As we connect more users with material in our collections, we invite them to share any information they may have that can help us describe them in greater detail.  If you recognize any of the unidentified people, events, or places in our collections, please let us know!

By: Todd Kosmerick

The earliest known map of the NC State campus

Recently transferred to the University Archives is a “Bird’s Eye View of A & M College.”  Dated 1897, this is the earliest known map of the NC State campus.  The map, looking towards the west, shows the first buildings constructed on the campus.

Much as changed on NC State’s campus since the map was made.  By 1930 (when the university had existed for only 43 years), fewer than half of these buildings still existed. Today (nearly 120 years after the map’s creation), only three of the buildings remain:  Holladay Hall (labeled as Main Building on the map), Watauga Hall, and Primrose Hall. The 1st, 2nd, 3rd, and 4th Dormitories occupied the site where Brooks Hall is today.  The Barn was approximately where Leazar Hall is today.  The Boiler House was on the western edge of Mary Yarbrough Courtyard, and the Shops were approximately where Peele Hall is.  The Dairy appears to have been somewhere in the Court of North Carolina.

The map was created by David Clark (1877-1955), an early student who earned B.E., M.E., and C.E. degrees at the university (respectively in 1895, 1896, and 1897) before earning a degree at Cornell University.  He then served in the army during the Spanish-American War and later founded the Clark Publishing  Company, which produced the Textile Bulletin and The Knitter.  An active supporter of NC State athletics, he founded the Wolfpack Club.  The university bestowed on him an honorary doctorate in textile science in 1944, and it named David Clark Laboratories after him in 1963.

The color map was acquired with prints of drawings of campus buildings.  The NCSU Libraries thanks Scott Douglass, Vice Chancellor for Finance and Administration, for transferring these materials to the University Archives.

By: Brian Dietz

We in Special Collections love holidays, and we love commemorating them in blog posts. Unfortunately, we missed yesterday, National Pet Day, especially considering we have a photograph of a great dane registering for classes. Fortunately, we didn’t miss today, International Day of Human Space Flight, the 55th anniversary of Yuri Gagarin’s flight into space, celebrated in Russia as Cosmonautics Day. Probably not coincidentally, Yuri Milner and Stephen Hawking announced their Breakthrough Starshot initiative today, which seeks to send extremely small spacecrafts to Alpha Centauri, Earth’s nearest star system.

Moonwalk Demo at Engineers Fair Listen to 4-H From Outer Space
Moonwalk Demo at Engineers Fair Listen to 4-H From Outer Space
Robeson County Aims for the Stars Flaked sweet potatoes
Robeson County Aims for the Stars…or 2009 Students on Spinner Rocket Project

And, of course, no International Day of Human Space Flight would be complete without viewing the Rocket Maker demo.

From 4-H to Alpha Centauri, all in the blink of the universe’s eye!

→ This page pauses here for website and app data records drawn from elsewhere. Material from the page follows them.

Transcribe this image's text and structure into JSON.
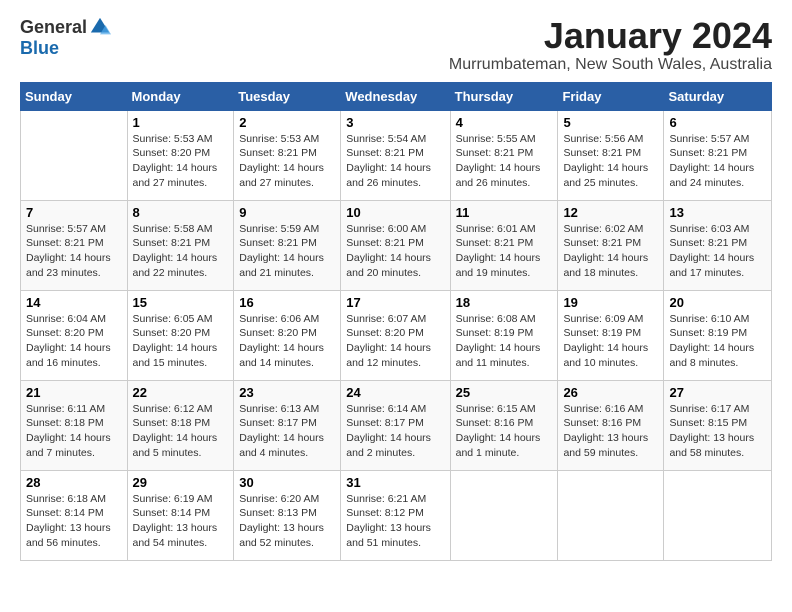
{
  "logo": {
    "general": "General",
    "blue": "Blue"
  },
  "title": "January 2024",
  "subtitle": "Murrumbateman, New South Wales, Australia",
  "days_of_week": [
    "Sunday",
    "Monday",
    "Tuesday",
    "Wednesday",
    "Thursday",
    "Friday",
    "Saturday"
  ],
  "weeks": [
    [
      {
        "day": "",
        "info": ""
      },
      {
        "day": "1",
        "info": "Sunrise: 5:53 AM\nSunset: 8:20 PM\nDaylight: 14 hours\nand 27 minutes."
      },
      {
        "day": "2",
        "info": "Sunrise: 5:53 AM\nSunset: 8:21 PM\nDaylight: 14 hours\nand 27 minutes."
      },
      {
        "day": "3",
        "info": "Sunrise: 5:54 AM\nSunset: 8:21 PM\nDaylight: 14 hours\nand 26 minutes."
      },
      {
        "day": "4",
        "info": "Sunrise: 5:55 AM\nSunset: 8:21 PM\nDaylight: 14 hours\nand 26 minutes."
      },
      {
        "day": "5",
        "info": "Sunrise: 5:56 AM\nSunset: 8:21 PM\nDaylight: 14 hours\nand 25 minutes."
      },
      {
        "day": "6",
        "info": "Sunrise: 5:57 AM\nSunset: 8:21 PM\nDaylight: 14 hours\nand 24 minutes."
      }
    ],
    [
      {
        "day": "7",
        "info": "Sunrise: 5:57 AM\nSunset: 8:21 PM\nDaylight: 14 hours\nand 23 minutes."
      },
      {
        "day": "8",
        "info": "Sunrise: 5:58 AM\nSunset: 8:21 PM\nDaylight: 14 hours\nand 22 minutes."
      },
      {
        "day": "9",
        "info": "Sunrise: 5:59 AM\nSunset: 8:21 PM\nDaylight: 14 hours\nand 21 minutes."
      },
      {
        "day": "10",
        "info": "Sunrise: 6:00 AM\nSunset: 8:21 PM\nDaylight: 14 hours\nand 20 minutes."
      },
      {
        "day": "11",
        "info": "Sunrise: 6:01 AM\nSunset: 8:21 PM\nDaylight: 14 hours\nand 19 minutes."
      },
      {
        "day": "12",
        "info": "Sunrise: 6:02 AM\nSunset: 8:21 PM\nDaylight: 14 hours\nand 18 minutes."
      },
      {
        "day": "13",
        "info": "Sunrise: 6:03 AM\nSunset: 8:21 PM\nDaylight: 14 hours\nand 17 minutes."
      }
    ],
    [
      {
        "day": "14",
        "info": "Sunrise: 6:04 AM\nSunset: 8:20 PM\nDaylight: 14 hours\nand 16 minutes."
      },
      {
        "day": "15",
        "info": "Sunrise: 6:05 AM\nSunset: 8:20 PM\nDaylight: 14 hours\nand 15 minutes."
      },
      {
        "day": "16",
        "info": "Sunrise: 6:06 AM\nSunset: 8:20 PM\nDaylight: 14 hours\nand 14 minutes."
      },
      {
        "day": "17",
        "info": "Sunrise: 6:07 AM\nSunset: 8:20 PM\nDaylight: 14 hours\nand 12 minutes."
      },
      {
        "day": "18",
        "info": "Sunrise: 6:08 AM\nSunset: 8:19 PM\nDaylight: 14 hours\nand 11 minutes."
      },
      {
        "day": "19",
        "info": "Sunrise: 6:09 AM\nSunset: 8:19 PM\nDaylight: 14 hours\nand 10 minutes."
      },
      {
        "day": "20",
        "info": "Sunrise: 6:10 AM\nSunset: 8:19 PM\nDaylight: 14 hours\nand 8 minutes."
      }
    ],
    [
      {
        "day": "21",
        "info": "Sunrise: 6:11 AM\nSunset: 8:18 PM\nDaylight: 14 hours\nand 7 minutes."
      },
      {
        "day": "22",
        "info": "Sunrise: 6:12 AM\nSunset: 8:18 PM\nDaylight: 14 hours\nand 5 minutes."
      },
      {
        "day": "23",
        "info": "Sunrise: 6:13 AM\nSunset: 8:17 PM\nDaylight: 14 hours\nand 4 minutes."
      },
      {
        "day": "24",
        "info": "Sunrise: 6:14 AM\nSunset: 8:17 PM\nDaylight: 14 hours\nand 2 minutes."
      },
      {
        "day": "25",
        "info": "Sunrise: 6:15 AM\nSunset: 8:16 PM\nDaylight: 14 hours\nand 1 minute."
      },
      {
        "day": "26",
        "info": "Sunrise: 6:16 AM\nSunset: 8:16 PM\nDaylight: 13 hours\nand 59 minutes."
      },
      {
        "day": "27",
        "info": "Sunrise: 6:17 AM\nSunset: 8:15 PM\nDaylight: 13 hours\nand 58 minutes."
      }
    ],
    [
      {
        "day": "28",
        "info": "Sunrise: 6:18 AM\nSunset: 8:14 PM\nDaylight: 13 hours\nand 56 minutes."
      },
      {
        "day": "29",
        "info": "Sunrise: 6:19 AM\nSunset: 8:14 PM\nDaylight: 13 hours\nand 54 minutes."
      },
      {
        "day": "30",
        "info": "Sunrise: 6:20 AM\nSunset: 8:13 PM\nDaylight: 13 hours\nand 52 minutes."
      },
      {
        "day": "31",
        "info": "Sunrise: 6:21 AM\nSunset: 8:12 PM\nDaylight: 13 hours\nand 51 minutes."
      },
      {
        "day": "",
        "info": ""
      },
      {
        "day": "",
        "info": ""
      },
      {
        "day": "",
        "info": ""
      }
    ]
  ]
}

These and other resources are available as part of the NCSU Libraries’ Rare and Unique Digital Collections, which provides access to thousands of images, video, audio recordings, and textual materials documenting NC State history and other topics.

By: Gwynn Thayer

Please join us this Wednesday, April 6, for an exciting Landscape Architecture Archive event:

At 5:00 p.m., directly outside of the Duke Energy Hall of the James B. Hunt Jr. Library, guests may peruse special selections from the Landscape Architecture Archive in a “Show-and-Tell” event. At 6:00 p.m., in Duke Energy Hall, a panel of prominent alumni, practitioners, faculty, and a current graduate student will discuss the topic “Landscape Architecture – Embracing our Past, Engaging our Future:”

A reception, sponsored by the Friends of the Library, will follow.

For the press release with complete details, please click here.